→ Your task
Go over the material below and report every line that contains the word "duration".
The input section start
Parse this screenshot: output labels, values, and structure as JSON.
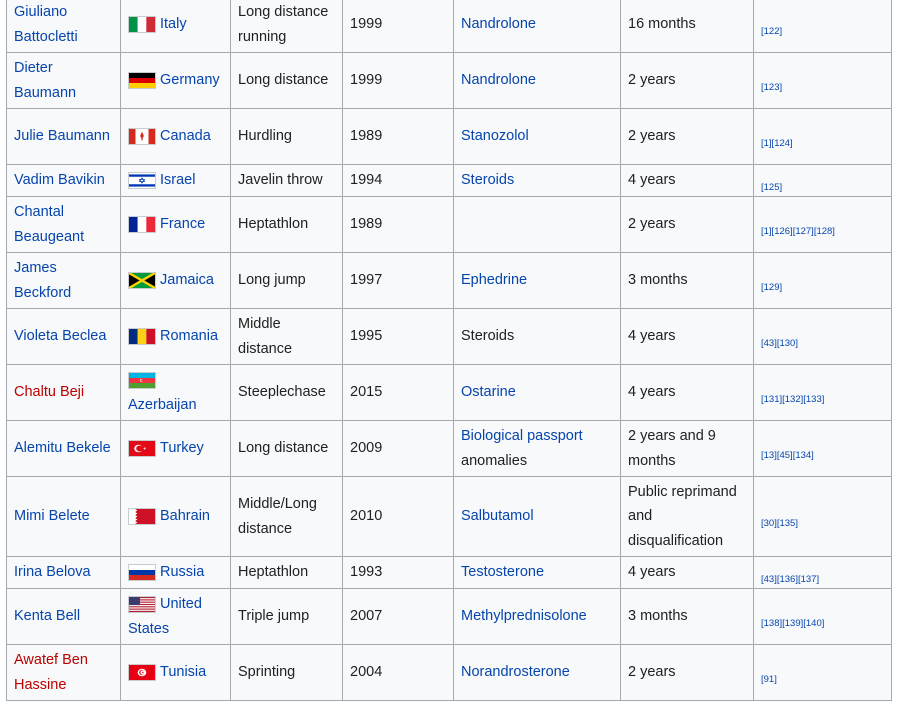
{
  "rows": [
    {
      "name": "Giuliano Battocletti",
      "name_new": false,
      "flag": "italy-flag-icon",
      "country": "Italy",
      "event": "Long distance running",
      "year": "1999",
      "substance": "Nandrolone",
      "substance_link": true,
      "penalty": "16 months",
      "refs": "[122]",
      "height": 56
    },
    {
      "name": "Dieter Baumann",
      "name_new": false,
      "flag": "germany-flag-icon",
      "country": "Germany",
      "event": "Long distance",
      "year": "1999",
      "substance": "Nandrolone",
      "substance_link": true,
      "penalty": "2 years",
      "refs": "[123]",
      "height": 56
    },
    {
      "name": "Julie Baumann",
      "name_new": false,
      "flag": "canada-flag-icon",
      "country": "Canada",
      "event": "Hurdling",
      "year": "1989",
      "substance": "Stanozolol",
      "substance_link": true,
      "penalty": "2 years",
      "refs": "[1][124]",
      "height": 56
    },
    {
      "name": "Vadim Bavikin",
      "name_new": false,
      "flag": "israel-flag-icon",
      "country": "Israel",
      "event": "Javelin throw",
      "year": "1994",
      "substance": "Steroids",
      "substance_link": true,
      "penalty": "4 years",
      "refs": "[125]",
      "height": 32
    },
    {
      "name": "Chantal Beaugeant",
      "name_new": false,
      "flag": "france-flag-icon",
      "country": "France",
      "event": "Heptathlon",
      "year": "1989",
      "substance": "",
      "substance_link": false,
      "penalty": "2 years",
      "refs": "[1][126][127][128]",
      "height": 56
    },
    {
      "name": "James Beckford",
      "name_new": false,
      "flag": "jamaica-flag-icon",
      "country": "Jamaica",
      "event": "Long jump",
      "year": "1997",
      "substance": "Ephedrine",
      "substance_link": true,
      "penalty": "3 months",
      "refs": "[129]",
      "height": 56
    },
    {
      "name": "Violeta Beclea",
      "name_new": false,
      "flag": "romania-flag-icon",
      "country": "Romania",
      "event": "Middle distance",
      "year": "1995",
      "substance": "Steroids",
      "substance_link": false,
      "penalty": "4 years",
      "refs": "[43][130]",
      "height": 56
    },
    {
      "name": "Chaltu Beji",
      "name_new": true,
      "flag": "azerbaijan-flag-icon",
      "country": "Azerbaijan",
      "event": "Steeplechase",
      "year": "2015",
      "substance": "Ostarine",
      "substance_link": true,
      "penalty": "4 years",
      "refs": "[131][132][133]",
      "height": 56
    },
    {
      "name": "Alemitu Bekele",
      "name_new": false,
      "flag": "turkey-flag-icon",
      "country": "Turkey",
      "event": "Long distance",
      "year": "2009",
      "substance": "Biological passport",
      "substance_suffix": "anomalies",
      "substance_link": true,
      "penalty": "2 years and 9 months",
      "refs": "[13][45][134]",
      "height": 56
    },
    {
      "name": "Mimi Belete",
      "name_new": false,
      "flag": "bahrain-flag-icon",
      "country": "Bahrain",
      "event": "Middle/Long distance",
      "year": "2010",
      "substance": "Salbutamol",
      "substance_link": true,
      "penalty": "Public reprimand and disqualification",
      "refs": "[30][135]",
      "height": 80
    },
    {
      "name": "Irina Belova",
      "name_new": false,
      "flag": "russia-flag-icon",
      "country": "Russia",
      "event": "Heptathlon",
      "year": "1993",
      "substance": "Testosterone",
      "substance_link": true,
      "penalty": "4 years",
      "refs": "[43][136][137]",
      "height": 32
    },
    {
      "name": "Kenta Bell",
      "name_new": false,
      "flag": "usa-flag-icon",
      "country": "United States",
      "event": "Triple jump",
      "year": "2007",
      "substance": "Methylprednisolone",
      "substance_link": true,
      "penalty": "3 months",
      "refs": "[138][139][140]",
      "height": 56
    },
    {
      "name": "Awatef Ben Hassine",
      "name_new": true,
      "flag": "tunisia-flag-icon",
      "country": "Tunisia",
      "event": "Sprinting",
      "year": "2004",
      "substance": "Norandrosterone",
      "substance_link": true,
      "penalty": "2 years",
      "refs": "[91]",
      "height": 56
    }
  ]
}
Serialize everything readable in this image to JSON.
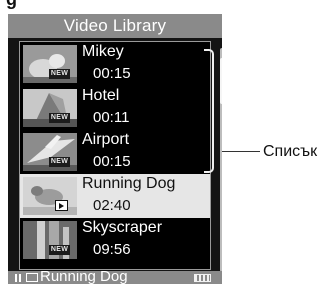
{
  "header": {
    "title": "Video Library"
  },
  "videos": [
    {
      "name": "Mikey",
      "duration": "00:15",
      "badge": "NEW",
      "selected": false
    },
    {
      "name": "Hotel",
      "duration": "00:11",
      "badge": "NEW",
      "selected": false
    },
    {
      "name": "Airport",
      "duration": "00:15",
      "badge": "NEW",
      "selected": false
    },
    {
      "name": "Running Dog",
      "duration": "02:40",
      "badge": "",
      "selected": true
    },
    {
      "name": "Skyscraper",
      "duration": "09:56",
      "badge": "NEW",
      "selected": false
    }
  ],
  "status": {
    "now_playing": "Running Dog",
    "playback_state": "paused"
  },
  "callout": {
    "label": "Списък"
  },
  "colors": {
    "title_bar": "#8a8a8a",
    "list_bg": "#000000",
    "highlight": "#e6e6e6"
  }
}
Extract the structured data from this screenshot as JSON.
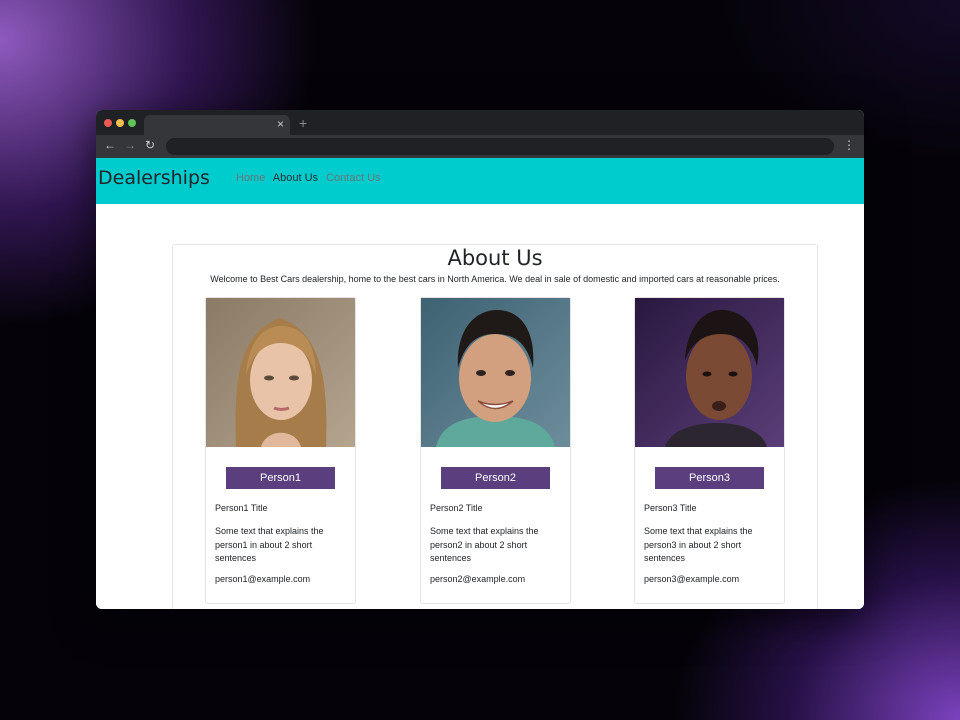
{
  "browser": {
    "tab_close": "×",
    "new_tab": "+",
    "back": "←",
    "forward": "→",
    "reload": "↻",
    "menu": "⋮"
  },
  "navbar": {
    "brand": "Dealerships",
    "links": [
      {
        "label": "Home"
      },
      {
        "label": "About Us",
        "active": true
      },
      {
        "label": "Contact Us"
      }
    ]
  },
  "about": {
    "title": "About Us",
    "intro": "Welcome to Best Cars dealership, home to the best cars in North America. We deal in sale of domestic and imported cars at reasonable prices."
  },
  "people": [
    {
      "name": "Person1",
      "title": "Person1 Title",
      "description": "Some text that explains the person1 in about 2 short sentences",
      "email": "person1@example.com"
    },
    {
      "name": "Person2",
      "title": "Person2 Title",
      "description": "Some text that explains the person2 in about 2 short sentences",
      "email": "person2@example.com"
    },
    {
      "name": "Person3",
      "title": "Person3 Title",
      "description": "Some text that explains the person3 in about 2 short sentences",
      "email": "person3@example.com"
    }
  ],
  "colors": {
    "navbar_bg": "#00cccd",
    "button_bg": "#5b3e7d"
  }
}
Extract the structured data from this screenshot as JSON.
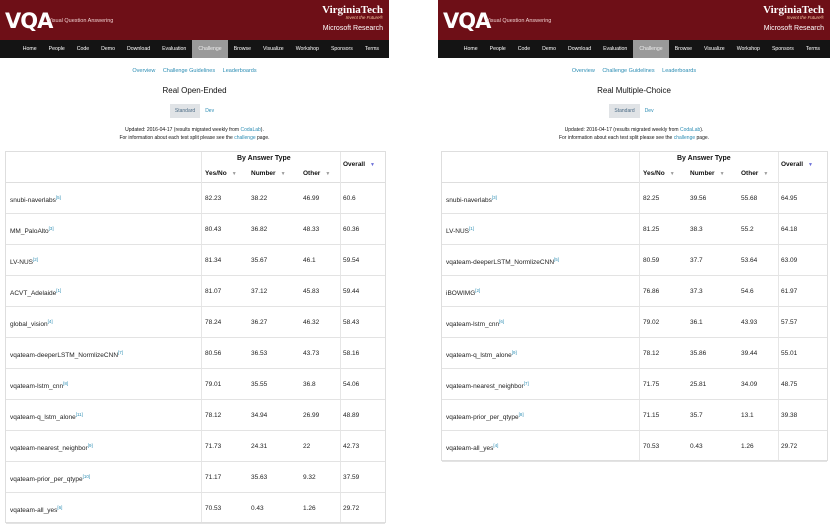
{
  "header": {
    "logo": "VQA",
    "logo_subtitle": "Visual Question Answering",
    "university": "VirginiaTech",
    "tagline": "Invent the Future®",
    "partner": "Microsoft Research"
  },
  "nav": [
    "Home",
    "People",
    "Code",
    "Demo",
    "Download",
    "Evaluation",
    "Challenge",
    "Browse",
    "Visualize",
    "Workshop",
    "Sponsors",
    "Terms"
  ],
  "nav_active": "Challenge",
  "sublinks": [
    "Overview",
    "Challenge Guidelines",
    "Leaderboards"
  ],
  "toggle": {
    "standard": "Standard",
    "dev": "Dev"
  },
  "updated": {
    "line1_prefix": "Updated: 2016-04-17 (results migrated weekly from ",
    "line1_link": "CodaLab",
    "line1_suffix": ").",
    "line2_prefix": "For information about each test split please see the ",
    "line2_link": "challenge",
    "line2_suffix": " page."
  },
  "columns": {
    "group": "By Answer Type",
    "yesno": "Yes/No",
    "number": "Number",
    "other": "Other",
    "overall": "Overall"
  },
  "open_ended": {
    "title": "Real Open-Ended",
    "rows": [
      {
        "name": "snubi-naverlabs",
        "ref": "[5]",
        "yesno": "82.23",
        "number": "38.22",
        "other": "46.99",
        "overall": "60.6"
      },
      {
        "name": "MM_PaloAlto",
        "ref": "[3]",
        "yesno": "80.43",
        "number": "36.82",
        "other": "48.33",
        "overall": "60.36"
      },
      {
        "name": "LV-NUS",
        "ref": "[2]",
        "yesno": "81.34",
        "number": "35.67",
        "other": "46.1",
        "overall": "59.54"
      },
      {
        "name": "ACVT_Adelaide",
        "ref": "[1]",
        "yesno": "81.07",
        "number": "37.12",
        "other": "45.83",
        "overall": "59.44"
      },
      {
        "name": "global_vision",
        "ref": "[4]",
        "yesno": "78.24",
        "number": "36.27",
        "other": "46.32",
        "overall": "58.43"
      },
      {
        "name": "vqateam-deeperLSTM_NormlizeCNN",
        "ref": "[7]",
        "yesno": "80.56",
        "number": "36.53",
        "other": "43.73",
        "overall": "58.16"
      },
      {
        "name": "vqateam-lstm_cnn",
        "ref": "[8]",
        "yesno": "79.01",
        "number": "35.55",
        "other": "36.8",
        "overall": "54.06"
      },
      {
        "name": "vqateam-q_lstm_alone",
        "ref": "[11]",
        "yesno": "78.12",
        "number": "34.94",
        "other": "26.99",
        "overall": "48.89"
      },
      {
        "name": "vqateam-nearest_neighbor",
        "ref": "[9]",
        "yesno": "71.73",
        "number": "24.31",
        "other": "22",
        "overall": "42.73"
      },
      {
        "name": "vqateam-prior_per_qtype",
        "ref": "[10]",
        "yesno": "71.17",
        "number": "35.63",
        "other": "9.32",
        "overall": "37.59"
      },
      {
        "name": "vqateam-all_yes",
        "ref": "[6]",
        "yesno": "70.53",
        "number": "0.43",
        "other": "1.26",
        "overall": "29.72"
      }
    ]
  },
  "multiple_choice": {
    "title": "Real Multiple-Choice",
    "rows": [
      {
        "name": "snubi-naverlabs",
        "ref": "[3]",
        "yesno": "82.25",
        "number": "39.56",
        "other": "55.68",
        "overall": "64.95"
      },
      {
        "name": "LV-NUS",
        "ref": "[1]",
        "yesno": "81.25",
        "number": "38.3",
        "other": "55.2",
        "overall": "64.18"
      },
      {
        "name": "vqateam-deeperLSTM_NormlizeCNN",
        "ref": "[5]",
        "yesno": "80.59",
        "number": "37.7",
        "other": "53.64",
        "overall": "63.09"
      },
      {
        "name": "iBOWIMG",
        "ref": "[2]",
        "yesno": "76.86",
        "number": "37.3",
        "other": "54.6",
        "overall": "61.97"
      },
      {
        "name": "vqateam-lstm_cnn",
        "ref": "[6]",
        "yesno": "79.02",
        "number": "36.1",
        "other": "43.93",
        "overall": "57.57"
      },
      {
        "name": "vqateam-q_lstm_alone",
        "ref": "[9]",
        "yesno": "78.12",
        "number": "35.86",
        "other": "39.44",
        "overall": "55.01"
      },
      {
        "name": "vqateam-nearest_neighbor",
        "ref": "[7]",
        "yesno": "71.75",
        "number": "25.81",
        "other": "34.09",
        "overall": "48.75"
      },
      {
        "name": "vqateam-prior_per_qtype",
        "ref": "[8]",
        "yesno": "71.15",
        "number": "35.7",
        "other": "13.1",
        "overall": "39.38"
      },
      {
        "name": "vqateam-all_yes",
        "ref": "[4]",
        "yesno": "70.53",
        "number": "0.43",
        "other": "1.26",
        "overall": "29.72"
      }
    ]
  }
}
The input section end
→ Task answer
      "duration": "00:15",
      "duration": "00:11",
      "duration": "00:15",
      "duration": "02:40",
      "duration": "09:56",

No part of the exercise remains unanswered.